US: 2 men charged in drug-related murder
Deirdre M. Daly, Acting United States Attorney for the District of Connecticut, announced that a federal grand jury sitting in New Haven has returned an eight-count indictment charging Johnnie Jefferson, also known as "Jeezy," 23, and Trumaine HEarst, also known as "Man," 19, both of Bridgeport, with murder, robbery, drug and firearms offenses related to the October 2012 death of Dawayne Cobb in Bridgeport.
On October 10, 2012, at approximately 6:20 p.m., the body of Dawayne Cobb was discovered in the driver seat of an idling vehicle in the vicinity of 220 Sunshine Circle in Bridgeport. Cobb had gunshot wounds in his shoulder and abdomen.
The indictment alleges that, on October 10, 2012, Jefferson and Hearst drove together to Sunshine Circle in order to meet Cobb, murdered him, and stole marijuana from him. Jefferson and Hearst transported the stolen marijuana to a Bridgeport residence and subsequently distributed it amongst themselves and others.
The indictment charges Jefferson and Hearst with causing the death of Dawayne Cobb through the use of a firearm.

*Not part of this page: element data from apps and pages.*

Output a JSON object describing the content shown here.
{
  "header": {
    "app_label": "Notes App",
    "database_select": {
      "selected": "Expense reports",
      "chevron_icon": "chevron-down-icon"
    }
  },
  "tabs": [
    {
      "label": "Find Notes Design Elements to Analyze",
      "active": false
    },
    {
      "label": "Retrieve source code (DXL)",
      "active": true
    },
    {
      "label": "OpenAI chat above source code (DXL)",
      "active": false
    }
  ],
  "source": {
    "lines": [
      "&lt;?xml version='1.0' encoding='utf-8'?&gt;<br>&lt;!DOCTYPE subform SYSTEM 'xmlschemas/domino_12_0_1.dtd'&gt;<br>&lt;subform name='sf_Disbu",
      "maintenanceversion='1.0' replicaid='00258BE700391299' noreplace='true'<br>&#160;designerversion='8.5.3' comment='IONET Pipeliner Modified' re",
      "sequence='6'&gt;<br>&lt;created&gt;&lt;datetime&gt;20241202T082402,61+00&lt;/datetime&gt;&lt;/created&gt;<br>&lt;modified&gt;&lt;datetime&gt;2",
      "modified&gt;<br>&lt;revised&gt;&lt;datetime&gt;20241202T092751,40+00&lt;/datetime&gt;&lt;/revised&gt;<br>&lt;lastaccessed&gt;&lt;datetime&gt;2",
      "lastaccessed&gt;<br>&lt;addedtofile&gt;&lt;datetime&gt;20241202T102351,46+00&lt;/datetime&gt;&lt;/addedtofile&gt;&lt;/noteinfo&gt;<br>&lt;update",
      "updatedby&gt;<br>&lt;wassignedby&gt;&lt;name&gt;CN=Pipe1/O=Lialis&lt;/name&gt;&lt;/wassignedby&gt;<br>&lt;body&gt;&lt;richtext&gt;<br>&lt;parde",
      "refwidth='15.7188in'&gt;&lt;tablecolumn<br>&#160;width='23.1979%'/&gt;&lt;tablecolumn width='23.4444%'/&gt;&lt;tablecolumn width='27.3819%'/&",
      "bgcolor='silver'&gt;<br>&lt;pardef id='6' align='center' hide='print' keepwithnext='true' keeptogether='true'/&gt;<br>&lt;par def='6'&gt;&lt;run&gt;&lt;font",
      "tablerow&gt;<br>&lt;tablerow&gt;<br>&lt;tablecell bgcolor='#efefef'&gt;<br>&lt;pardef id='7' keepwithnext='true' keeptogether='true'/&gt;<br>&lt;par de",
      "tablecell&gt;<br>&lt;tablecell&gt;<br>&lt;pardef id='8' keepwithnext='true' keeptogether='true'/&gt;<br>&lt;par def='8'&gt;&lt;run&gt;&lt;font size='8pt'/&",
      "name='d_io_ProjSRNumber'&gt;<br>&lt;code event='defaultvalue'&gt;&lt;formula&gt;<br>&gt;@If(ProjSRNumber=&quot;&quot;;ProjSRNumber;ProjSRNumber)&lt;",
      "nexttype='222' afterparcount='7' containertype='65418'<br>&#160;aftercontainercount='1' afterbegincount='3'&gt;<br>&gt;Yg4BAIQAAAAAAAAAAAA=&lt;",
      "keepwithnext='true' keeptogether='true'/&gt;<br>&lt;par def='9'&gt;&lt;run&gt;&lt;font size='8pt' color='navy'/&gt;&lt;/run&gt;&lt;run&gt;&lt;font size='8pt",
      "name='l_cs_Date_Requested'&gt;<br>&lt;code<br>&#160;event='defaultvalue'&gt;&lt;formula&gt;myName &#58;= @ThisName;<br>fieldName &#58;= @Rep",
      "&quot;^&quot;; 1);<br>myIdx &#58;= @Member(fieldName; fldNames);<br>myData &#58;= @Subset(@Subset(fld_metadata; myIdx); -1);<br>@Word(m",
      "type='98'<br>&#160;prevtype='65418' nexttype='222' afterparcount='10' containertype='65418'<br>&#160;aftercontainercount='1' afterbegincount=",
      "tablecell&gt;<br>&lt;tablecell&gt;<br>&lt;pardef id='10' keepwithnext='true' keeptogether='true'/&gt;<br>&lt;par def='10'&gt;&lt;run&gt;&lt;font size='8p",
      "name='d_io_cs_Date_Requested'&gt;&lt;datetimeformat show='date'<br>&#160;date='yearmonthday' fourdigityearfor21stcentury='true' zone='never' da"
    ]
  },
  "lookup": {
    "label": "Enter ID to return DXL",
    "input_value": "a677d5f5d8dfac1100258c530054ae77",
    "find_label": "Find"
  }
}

This charge carries a mandatory lifetime term of imprisonment or death, should the government seek the death penalty in this matter.
The indictment also charges both defendants with conspiracy to use a firearm during and in relation to crimes of violence and drug trafficking crimes, use of a firearm during and in relation to crimes of violence, conspiracy to interfere with commerce by robbery, interference with commerce by robbery, conspiracy to possess with intent to distribute marijuana, possession with intent to distribute marijuana, and use of a firearm during and in relation to drug trafficking crimes.

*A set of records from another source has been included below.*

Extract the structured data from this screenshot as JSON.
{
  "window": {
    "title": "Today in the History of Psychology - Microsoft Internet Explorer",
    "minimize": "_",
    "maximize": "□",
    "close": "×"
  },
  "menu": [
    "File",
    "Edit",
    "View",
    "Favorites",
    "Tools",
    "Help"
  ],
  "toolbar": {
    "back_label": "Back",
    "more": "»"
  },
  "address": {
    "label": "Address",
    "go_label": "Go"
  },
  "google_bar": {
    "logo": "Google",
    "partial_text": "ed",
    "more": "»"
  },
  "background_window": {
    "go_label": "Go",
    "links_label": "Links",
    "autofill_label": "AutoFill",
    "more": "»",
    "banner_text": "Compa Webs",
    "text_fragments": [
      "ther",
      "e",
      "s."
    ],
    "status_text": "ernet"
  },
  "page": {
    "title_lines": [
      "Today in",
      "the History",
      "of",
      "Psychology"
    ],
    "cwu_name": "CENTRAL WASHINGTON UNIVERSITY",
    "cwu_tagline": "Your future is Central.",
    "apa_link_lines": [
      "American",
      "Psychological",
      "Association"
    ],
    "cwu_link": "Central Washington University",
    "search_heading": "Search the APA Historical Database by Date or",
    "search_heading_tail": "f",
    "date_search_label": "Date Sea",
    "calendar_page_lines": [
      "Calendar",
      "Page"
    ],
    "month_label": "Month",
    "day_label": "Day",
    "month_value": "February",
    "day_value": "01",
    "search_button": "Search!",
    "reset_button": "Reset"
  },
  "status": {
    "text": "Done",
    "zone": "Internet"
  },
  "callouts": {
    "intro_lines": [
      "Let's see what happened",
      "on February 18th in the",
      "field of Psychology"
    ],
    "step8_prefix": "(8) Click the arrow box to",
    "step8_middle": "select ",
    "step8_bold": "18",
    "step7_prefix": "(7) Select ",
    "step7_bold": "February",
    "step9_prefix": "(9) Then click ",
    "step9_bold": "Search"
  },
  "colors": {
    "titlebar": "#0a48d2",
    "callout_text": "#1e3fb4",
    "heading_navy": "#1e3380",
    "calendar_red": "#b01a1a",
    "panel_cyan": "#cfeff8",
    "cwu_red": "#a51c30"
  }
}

The indictment was returned on July 23, 2013. Jefferson and Hearst in state custody.
This matter is being investigated by Bridgeport Police Department and the FBI's Bridgeport Safe Streets Task Force, which includes the Bridgeport, Norwalk, Trumbull, and Fairfield Police Departments. The case is being prosecuted by Assistant United States Attorneys Tracy Dayton and Rahul Kale.
Acting U.S. Attorney Daly stressed that an indictment is not evidence of guilt. Charges are only allegations, and each defendant is presumed innocent unless and until proven guilty beyond a reasonable doubt.
(Posted on 01-08-2013)